The Best Strategy in Poker


Poker is a card game in which players place an amount of money into the pot before cards are dealt. The amount is called an ante or blind. The player who puts in the most money wins the hand.

The game is played with a standard 52-card deck and each player has two personal cards in their hand, plus five community cards on the table. Players then compete for the best hand by combining their personal cards with the community cards. Depending on the rules of the game, you may also draw replacement cards to improve your hand.

A strong poker hand can consist of a pair, three of a kind, straight, or flush. A pair consists of two cards of the same rank, a straight consists of five consecutive cards of the same suit, and a flush combines a card of one rank with three unmatched cards of another rank. A poker hand can also include a wild card, which is any card that does not fit in the other categories but adds value to your hand.

The best strategy in poker is to be aggressive only when you have a good read on the other players or a strong hand. Otherwise, playing defensively will help you protect your chips. Playing in position is important because you can see the other players’ actions before betting and determine if your opponent has a strong or weak hand. A good way to read your opponents is to watch their body language and listen to how they speak. A tell is a small, involuntary reaction, such as twitching the eyebrows or darting of the eyes. These reactions can indicate whether your opponent has a strong or weak hand and may reveal that they are bluffing.

When you have a strong hand, it is important to be aggressive in order to control the size of the pot. However, you should be cautious of being too aggressive, as it can cost you a lot of money. Aggressive players can also be bluffed by weaker hands, so it is important to know when to make a bluff and when to fold.

During each betting interval, you must either call the bet by placing the same number of chips into the pot as the player to your left or raise your own bet by an equal amount. If you raise your bet, your opponents must either call or fold. If they fold, they lose all the chips that they have put into the pot.
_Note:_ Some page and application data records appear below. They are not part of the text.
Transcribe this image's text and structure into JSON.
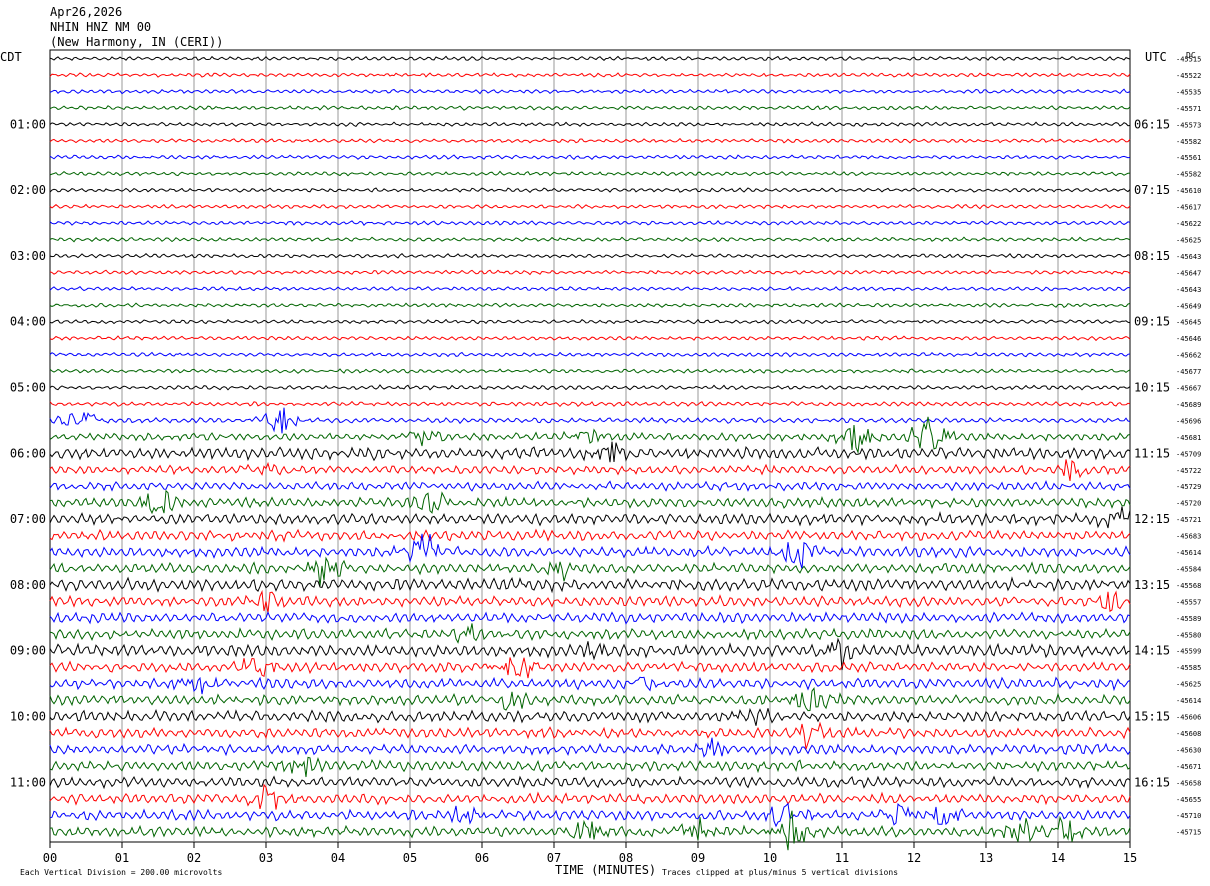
{
  "header": {
    "date": "Apr26,2026",
    "station": "NHIN HNZ NM 00",
    "location": "(New Harmony, IN (CERI))"
  },
  "left_timezone": "CDT",
  "right_timezone": "UTC",
  "corner_tag": "DC",
  "footer": {
    "scale_note": "Each Vertical Division =  200.00 microvolts",
    "xlabel": "TIME (MINUTES)",
    "clip_note": "Traces clipped at plus/minus 5 vertical divisions"
  },
  "colors": {
    "cycle": [
      "#000000",
      "#ff0000",
      "#0000ff",
      "#006400"
    ],
    "grid": "#808080"
  },
  "chart_data": {
    "type": "helicorder",
    "xlabel": "TIME (MINUTES)",
    "xlim": [
      0,
      15
    ],
    "x_ticks": [
      "00",
      "01",
      "02",
      "03",
      "04",
      "05",
      "06",
      "07",
      "08",
      "09",
      "10",
      "11",
      "12",
      "13",
      "14",
      "15"
    ],
    "grid": true,
    "row_minutes": 15,
    "row_count": 48,
    "left_hour_labels": [
      {
        "row": 4,
        "label": "01:00"
      },
      {
        "row": 8,
        "label": "02:00"
      },
      {
        "row": 12,
        "label": "03:00"
      },
      {
        "row": 16,
        "label": "04:00"
      },
      {
        "row": 20,
        "label": "05:00"
      },
      {
        "row": 24,
        "label": "06:00"
      },
      {
        "row": 28,
        "label": "07:00"
      },
      {
        "row": 32,
        "label": "08:00"
      },
      {
        "row": 36,
        "label": "09:00"
      },
      {
        "row": 40,
        "label": "10:00"
      },
      {
        "row": 44,
        "label": "11:00"
      }
    ],
    "right_hour_labels": [
      {
        "row": 4,
        "label": "06:15"
      },
      {
        "row": 8,
        "label": "07:15"
      },
      {
        "row": 12,
        "label": "08:15"
      },
      {
        "row": 16,
        "label": "09:15"
      },
      {
        "row": 20,
        "label": "10:15"
      },
      {
        "row": 24,
        "label": "11:15"
      },
      {
        "row": 28,
        "label": "12:15"
      },
      {
        "row": 32,
        "label": "13:15"
      },
      {
        "row": 36,
        "label": "14:15"
      },
      {
        "row": 40,
        "label": "15:15"
      },
      {
        "row": 44,
        "label": "16:15"
      }
    ],
    "row_offsets": [
      "-45515",
      "-45522",
      "-45535",
      "-45571",
      "-45573",
      "-45582",
      "-45561",
      "-45582",
      "-45610",
      "-45617",
      "-45622",
      "-45625",
      "-45643",
      "-45647",
      "-45643",
      "-45649",
      "-45645",
      "-45646",
      "-45662",
      "-45677",
      "-45667",
      "-45689",
      "-45696",
      "-45681",
      "-45709",
      "-45722",
      "-45729",
      "-45720",
      "-45721",
      "-45683",
      "-45614",
      "-45584",
      "-45568",
      "-45557",
      "-45589",
      "-45580",
      "-45599",
      "-45585",
      "-45625",
      "-45614",
      "-45606",
      "-45608",
      "-45630",
      "-45671",
      "-45658",
      "-45655",
      "-45710",
      "-45715"
    ],
    "row_noise": [
      0.45,
      0.45,
      0.45,
      0.45,
      0.45,
      0.45,
      0.45,
      0.45,
      0.45,
      0.45,
      0.45,
      0.45,
      0.45,
      0.45,
      0.45,
      0.45,
      0.45,
      0.45,
      0.45,
      0.45,
      0.5,
      0.5,
      0.6,
      0.9,
      1.4,
      1.0,
      1.0,
      1.1,
      1.3,
      1.2,
      1.2,
      1.2,
      1.4,
      1.2,
      1.2,
      1.2,
      1.4,
      1.2,
      1.2,
      1.2,
      1.3,
      1.2,
      1.2,
      1.2,
      1.2,
      1.2,
      1.2,
      1.2
    ],
    "bursts": [
      {
        "row": 22,
        "minute": 0.4,
        "amp": 5
      },
      {
        "row": 22,
        "minute": 3.2,
        "amp": 6
      },
      {
        "row": 23,
        "minute": 5.2,
        "amp": 4
      },
      {
        "row": 23,
        "minute": 7.5,
        "amp": 5
      },
      {
        "row": 23,
        "minute": 11.2,
        "amp": 7
      },
      {
        "row": 23,
        "minute": 12.2,
        "amp": 8
      },
      {
        "row": 24,
        "minute": 7.8,
        "amp": 5
      },
      {
        "row": 25,
        "minute": 3.0,
        "amp": 4
      },
      {
        "row": 25,
        "minute": 14.2,
        "amp": 4
      },
      {
        "row": 27,
        "minute": 1.5,
        "amp": 5
      },
      {
        "row": 27,
        "minute": 5.3,
        "amp": 5
      },
      {
        "row": 28,
        "minute": 14.8,
        "amp": 6
      },
      {
        "row": 30,
        "minute": 5.2,
        "amp": 7
      },
      {
        "row": 30,
        "minute": 10.4,
        "amp": 6
      },
      {
        "row": 31,
        "minute": 3.8,
        "amp": 6
      },
      {
        "row": 31,
        "minute": 7.1,
        "amp": 4
      },
      {
        "row": 33,
        "minute": 3.0,
        "amp": 5
      },
      {
        "row": 33,
        "minute": 14.7,
        "amp": 4
      },
      {
        "row": 35,
        "minute": 5.8,
        "amp": 4
      },
      {
        "row": 36,
        "minute": 11.0,
        "amp": 6
      },
      {
        "row": 36,
        "minute": 7.6,
        "amp": 4
      },
      {
        "row": 37,
        "minute": 6.5,
        "amp": 7
      },
      {
        "row": 37,
        "minute": 2.9,
        "amp": 5
      },
      {
        "row": 38,
        "minute": 2.0,
        "amp": 5
      },
      {
        "row": 38,
        "minute": 8.2,
        "amp": 4
      },
      {
        "row": 39,
        "minute": 10.6,
        "amp": 5
      },
      {
        "row": 39,
        "minute": 6.4,
        "amp": 4
      },
      {
        "row": 40,
        "minute": 9.8,
        "amp": 4
      },
      {
        "row": 41,
        "minute": 10.5,
        "amp": 5
      },
      {
        "row": 42,
        "minute": 9.2,
        "amp": 5
      },
      {
        "row": 43,
        "minute": 3.5,
        "amp": 5
      },
      {
        "row": 45,
        "minute": 3.0,
        "amp": 5
      },
      {
        "row": 46,
        "minute": 5.8,
        "amp": 3
      },
      {
        "row": 46,
        "minute": 10.2,
        "amp": 6
      },
      {
        "row": 46,
        "minute": 11.8,
        "amp": 4
      },
      {
        "row": 46,
        "minute": 12.4,
        "amp": 4
      },
      {
        "row": 47,
        "minute": 7.5,
        "amp": 6
      },
      {
        "row": 47,
        "minute": 9.0,
        "amp": 5
      },
      {
        "row": 47,
        "minute": 10.3,
        "amp": 8
      },
      {
        "row": 47,
        "minute": 13.5,
        "amp": 7
      },
      {
        "row": 47,
        "minute": 14.1,
        "amp": 5
      }
    ]
  }
}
The key to writing a convincing poker scene is to focus on the characters and their reactions. Describing a series of card draws, bets, and reveals will quickly become boring. Instead, focus on the by-play between the characters, such as who flinched or smiled. This will give your reader a better sense of what is happening at the table and will add tension to the scene. This will help your audience feel as if they are actually in the poker room with the other players.